Controlled chemical phase separation in binary and ternary composites: A pathway to isotropic optical and electrical behavior for device applications

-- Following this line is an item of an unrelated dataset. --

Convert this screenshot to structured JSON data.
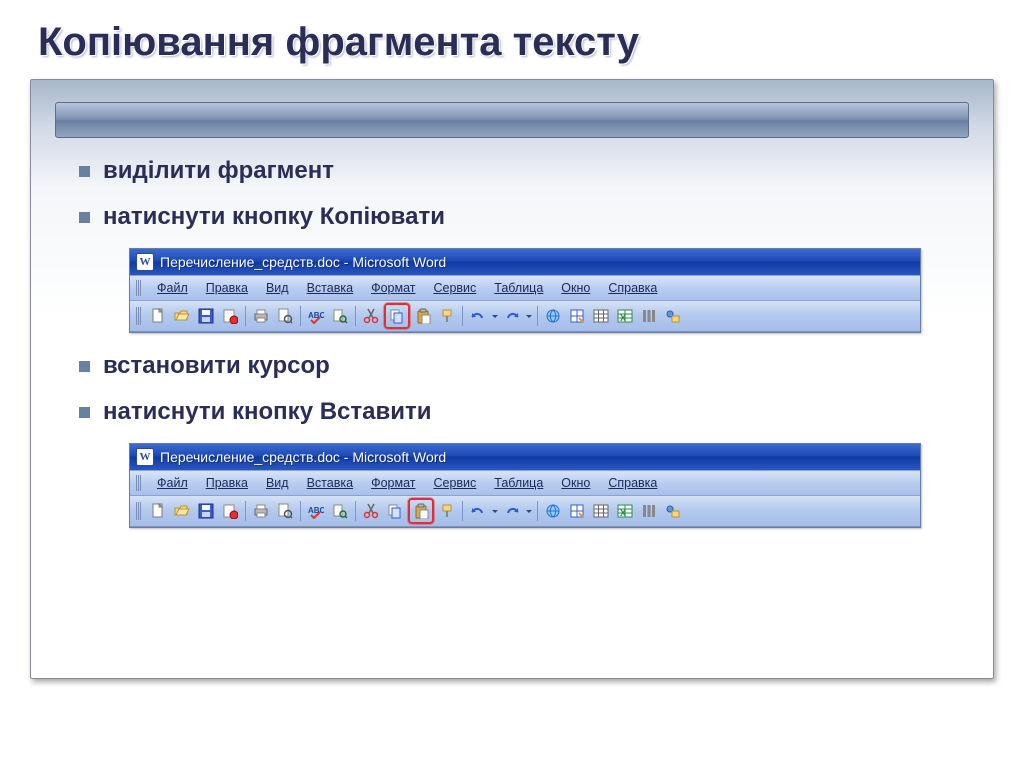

There are many applications for nanocrystalline thin films in optical devices that require isotropic optical properties. A novel way to obtain these isotropic properties for the index of refraction and/or optical absorption constant, etc., and at the same time to minimize microscopic strain is presented in this article. This approach is based on strain reduction mechanisms that occur in the intermediate phases, IPs, of non-crystalline glasses and thin films. In these compositional regimes, either site percolation, or volume percolation, each above an applicable critical value, provides a quantitative understanding of the microscopic bonding arrangements associated with strain-reducing chemical bonding self-organizations. A similar framework, presented for the first time in this article, develops a microscopic understanding of macroscopic strain reduction in several different phase-separated composites. This understanding has emerged from focussed research on qualitatively different hetero-structure device structure constituents, e.g.; (i) high-k replacement dielectrics for SiO2 in field effect transistors gate stacks for advanced semiconductor devices, and (ii) active and passive thin films for optically switched memory cells. In each instance strain reduction and its intrinsic relationship to low densities of defects and defect precursors has provided a driving force in the identification of a narrow range of compositions that satisfy technological needs. (© 2009 WILEY-VCH Verlag GmbH & Co. KGaA, Weinheim)